Health care project in Haiti

by Roger Annis
(Note: This report contains corrected figures as of August 22.)

PORT AU PRINCE, HAITI, August 19–Three months ago, a group of nurses and other health care professionals joined together to form the Syndicat haitien des professionels(elles) de santé (SHPS–Haitian Union of Health Professionals). Their mission is to provide health care to towns throught central ande southern Haiti through the use of mobile health clinics.

This extraordinary project is supported by the transport workers of the APCH union. The health workers travel by bus to outlying areas to provide consultations, care and medications. They charge 50 gourdes (US$1.50) for a consultation and for medication if needed. That compares to 100 gourdes for a consultation in the feeble public health system and many hundreds of additional gourdes if medication is required. They receive no government support at this time because, they are told, no such resources exist.

The group receives some funding and equipment from such non-governmental organizations as Solidarité, Aide médicale internationale, and Médecins du monde. But it’s far from enough. The group must buy the medicine it dispenses out of its own members’ pockets, and the group does not yet have an office from which to operate.

Association spokesperson Jean Baptise Marie Michelle told this writer, “In Haiti, public health is in very poor condition. Our work may not be able to last for more than a few more months if we do not receive financial support.”

Life expectancy in Haiti is a 57 years, one of the lowest rates in the world. Infant mortality is 63.8 per 1,000 live births. (This compares to rates of 78 years and 6.7 per 1,000 resp. in the United States.) Deadly diseases such as malaria, HIV/AIDS and tuberculosis are widespread. In Port au Prince, a city of 2 million people, there are only 820 hospital beds. In the Pistelle, Couriel, and Beaumont regions (“communes”) of Grand Anse Department, there is only one doctor to serve a population of 140,000.

The members of the SHPS came together because they were dissatisfied at their jobs in public hospitals or private clinics.
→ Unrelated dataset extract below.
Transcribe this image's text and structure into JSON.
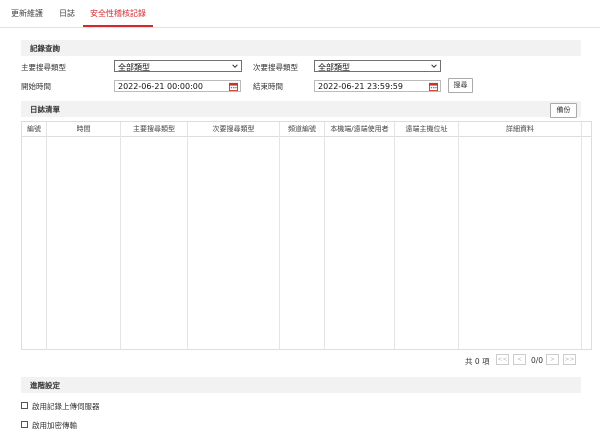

Salaries are low, especially in the public system, and work conditions are poor. Cleaners in public hospitals, for example, earn the minimum wage or slightly above, 70 gourdes (US$2) per day. A typical nurse’s salary is $5 per day.

Nurses in private clinics and hospitals earn more than in public hospitals, but work conditions and benefits are equally poor.